Website and app data records
----------

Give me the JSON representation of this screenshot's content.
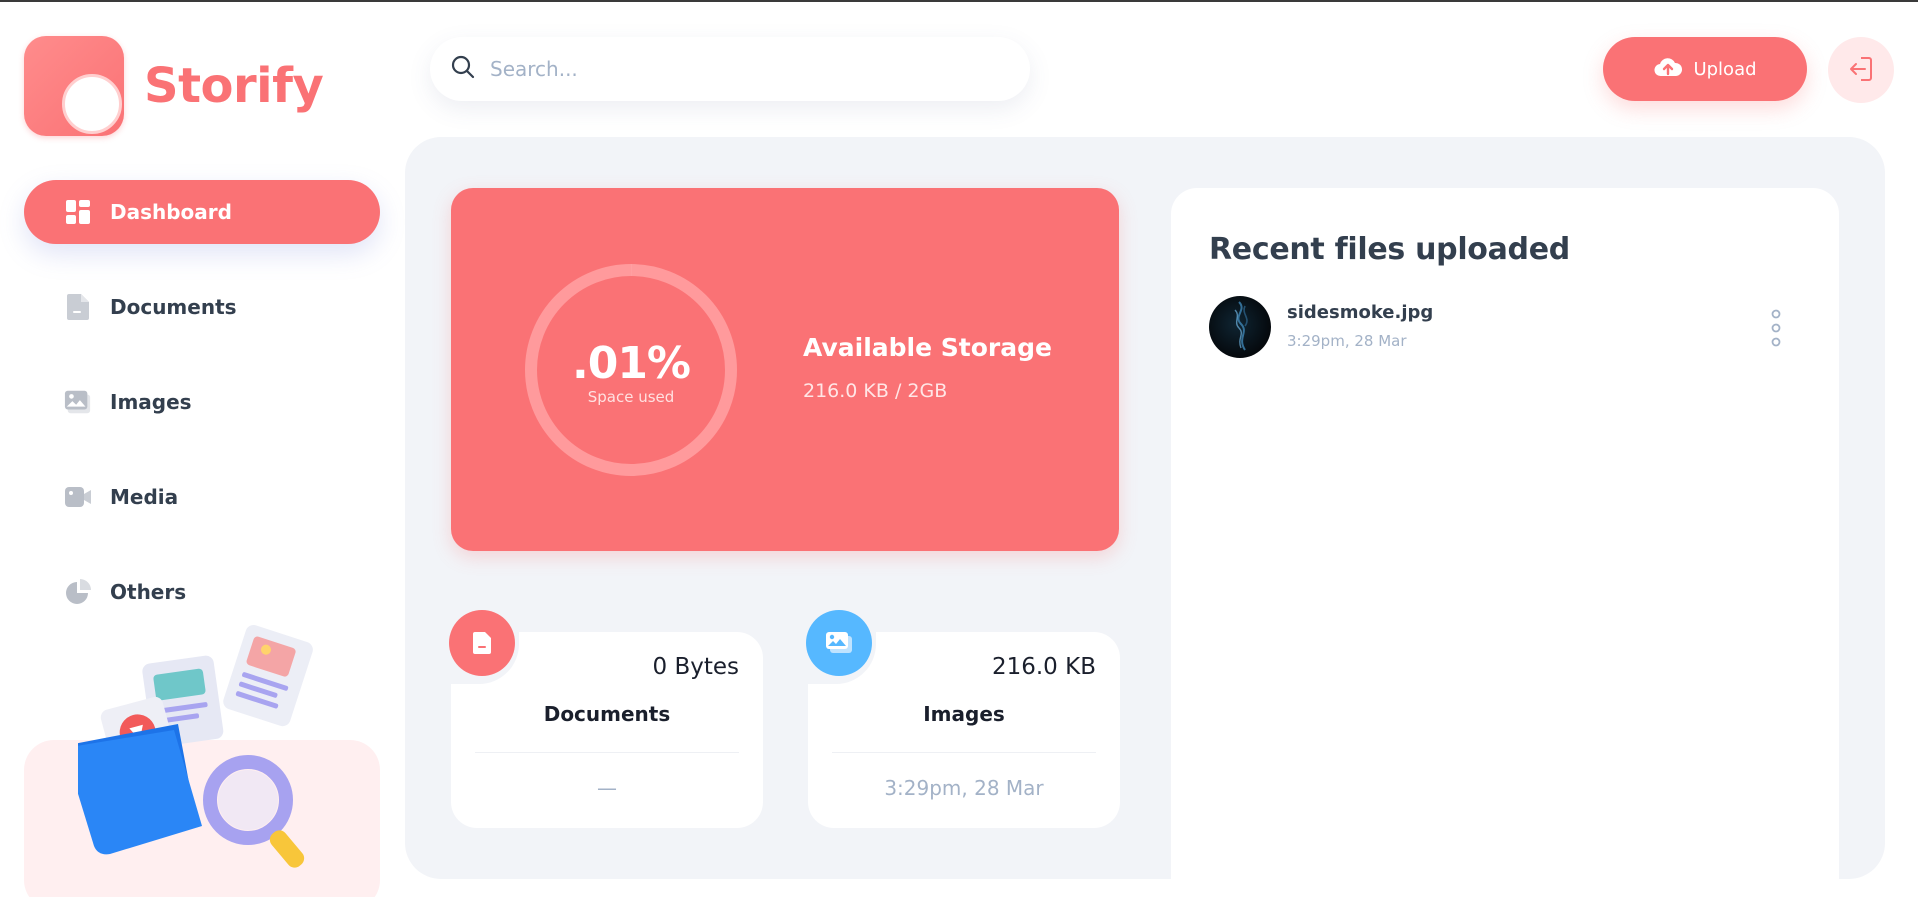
{
  "brand": {
    "name": "Storify",
    "accent": "#FA7275"
  },
  "search": {
    "placeholder": "Search..."
  },
  "header": {
    "upload_label": "Upload"
  },
  "sidebar": {
    "items": [
      {
        "label": "Dashboard",
        "icon": "dashboard-icon",
        "active": true
      },
      {
        "label": "Documents",
        "icon": "documents-icon",
        "active": false
      },
      {
        "label": "Images",
        "icon": "images-icon",
        "active": false
      },
      {
        "label": "Media",
        "icon": "video-icon",
        "active": false
      },
      {
        "label": "Others",
        "icon": "pie-chart-icon",
        "active": false
      }
    ]
  },
  "storage": {
    "percent_label": ".01%",
    "percent_value": 0.01,
    "sub_label": "Space used",
    "title": "Available Storage",
    "value": "216.0 KB / 2GB"
  },
  "summary": [
    {
      "title": "Documents",
      "size": "0 Bytes",
      "date": "—",
      "icon": "document-icon",
      "color": "#FA7275"
    },
    {
      "title": "Images",
      "size": "216.0 KB",
      "date": "3:29pm, 28 Mar",
      "icon": "image-icon",
      "color": "#56B8FF"
    }
  ],
  "recent": {
    "title": "Recent files uploaded",
    "files": [
      {
        "name": "sidesmoke.jpg",
        "date": "3:29pm, 28 Mar",
        "icon": "more-vertical-icon"
      }
    ]
  }
}
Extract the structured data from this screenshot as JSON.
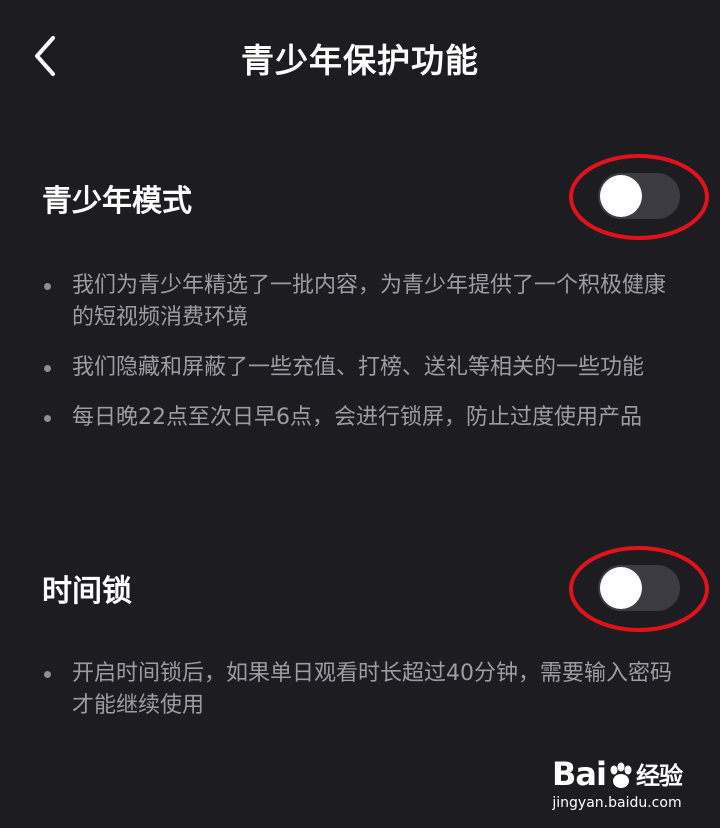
{
  "header": {
    "title": "青少年保护功能"
  },
  "teen_mode": {
    "title": "青少年模式",
    "enabled": false,
    "bullets": [
      "我们为青少年精选了一批内容，为青少年提供了一个积极健康的短视频消费环境",
      "我们隐藏和屏蔽了一些充值、打榜、送礼等相关的一些功能",
      "每日晚22点至次日早6点，会进行锁屏，防止过度使用产品"
    ]
  },
  "time_lock": {
    "title": "时间锁",
    "enabled": false,
    "bullets": [
      "开启时间锁后，如果单日观看时长超过40分钟，需要输入密码才能继续使用"
    ]
  },
  "watermark": {
    "logo_text": "Bai",
    "logo_suffix": "经验",
    "url": "jingyan.baidu.com"
  },
  "colors": {
    "background": "#1d1c21",
    "toggle_track": "#3c3b41",
    "annotation_ring": "#e0121b",
    "bullet_text": "#9d9ca3"
  }
}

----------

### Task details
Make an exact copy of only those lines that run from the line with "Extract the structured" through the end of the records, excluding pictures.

### Written answer
Extract the structured data from this screenshot as JSON.
{
  "header": {
    "title": "青少年保护功能"
  },
  "teen_mode": {
    "title": "青少年模式",
    "enabled": false,
    "bullets": [
      "我们为青少年精选了一批内容，为青少年提供了一个积极健康的短视频消费环境",
      "我们隐藏和屏蔽了一些充值、打榜、送礼等相关的一些功能",
      "每日晚22点至次日早6点，会进行锁屏，防止过度使用产品"
    ]
  },
  "time_lock": {
    "title": "时间锁",
    "enabled": false,
    "bullets": [
      "开启时间锁后，如果单日观看时长超过40分钟，需要输入密码才能继续使用"
    ]
  },
  "watermark": {
    "logo_text": "Bai",
    "logo_suffix": "经验",
    "url": "jingyan.baidu.com"
  },
  "colors": {
    "background": "#1d1c21",
    "toggle_track": "#3c3b41",
    "annotation_ring": "#e0121b",
    "bullet_text": "#9d9ca3"
  }
}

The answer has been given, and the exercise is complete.